══ INPUT FOR THIS TASK ══

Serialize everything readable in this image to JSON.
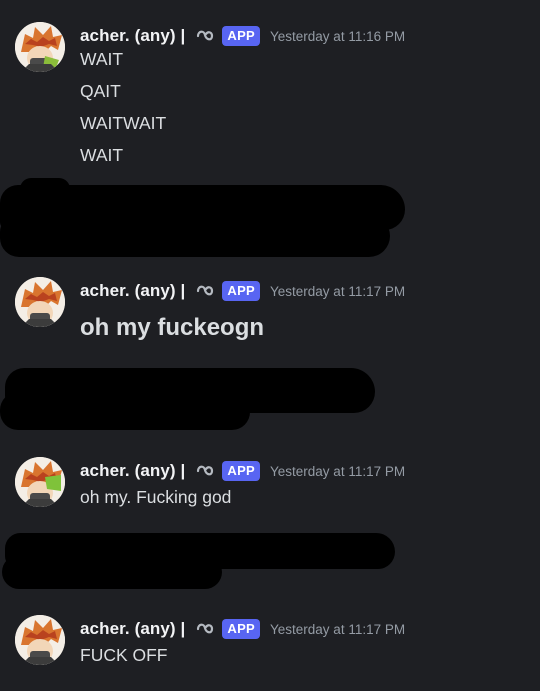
{
  "colors": {
    "background": "#1e1f23",
    "app_badge": "#5865f2",
    "username": "#f2f3f5",
    "timestamp": "#949ba4",
    "message_text": "#dbdee1",
    "redaction": "#000000"
  },
  "messages": [
    {
      "username": "acher. (any) |",
      "role_icon": "infinity-loop-icon",
      "badge": "APP",
      "timestamp": "Yesterday at 11:16 PM",
      "lines": [
        "WAIT",
        "QAIT",
        "WAITWAIT",
        "WAIT"
      ]
    },
    {
      "username": "acher. (any) |",
      "role_icon": "infinity-loop-icon",
      "badge": "APP",
      "timestamp": "Yesterday at 11:17 PM",
      "lines": [
        "oh my fuckeogn"
      ]
    },
    {
      "username": "acher. (any) |",
      "role_icon": "infinity-loop-icon",
      "badge": "APP",
      "timestamp": "Yesterday at 11:17 PM",
      "lines": [
        "oh my. Fucking god"
      ]
    },
    {
      "username": "acher. (any) |",
      "role_icon": "infinity-loop-icon",
      "badge": "APP",
      "timestamp": "Yesterday at 11:17 PM",
      "lines": [
        "FUCK OFF"
      ]
    }
  ]
}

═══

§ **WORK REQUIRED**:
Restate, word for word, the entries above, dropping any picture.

§ **TASK RESULT**:
Serialize everything readable in this image to JSON.
{
  "colors": {
    "background": "#1e1f23",
    "app_badge": "#5865f2",
    "username": "#f2f3f5",
    "timestamp": "#949ba4",
    "message_text": "#dbdee1",
    "redaction": "#000000"
  },
  "messages": [
    {
      "username": "acher. (any) |",
      "role_icon": "infinity-loop-icon",
      "badge": "APP",
      "timestamp": "Yesterday at 11:16 PM",
      "lines": [
        "WAIT",
        "QAIT",
        "WAITWAIT",
        "WAIT"
      ]
    },
    {
      "username": "acher. (any) |",
      "role_icon": "infinity-loop-icon",
      "badge": "APP",
      "timestamp": "Yesterday at 11:17 PM",
      "lines": [
        "oh my fuckeogn"
      ]
    },
    {
      "username": "acher. (any) |",
      "role_icon": "infinity-loop-icon",
      "badge": "APP",
      "timestamp": "Yesterday at 11:17 PM",
      "lines": [
        "oh my. Fucking god"
      ]
    },
    {
      "username": "acher. (any) |",
      "role_icon": "infinity-loop-icon",
      "badge": "APP",
      "timestamp": "Yesterday at 11:17 PM",
      "lines": [
        "FUCK OFF"
      ]
    }
  ]
}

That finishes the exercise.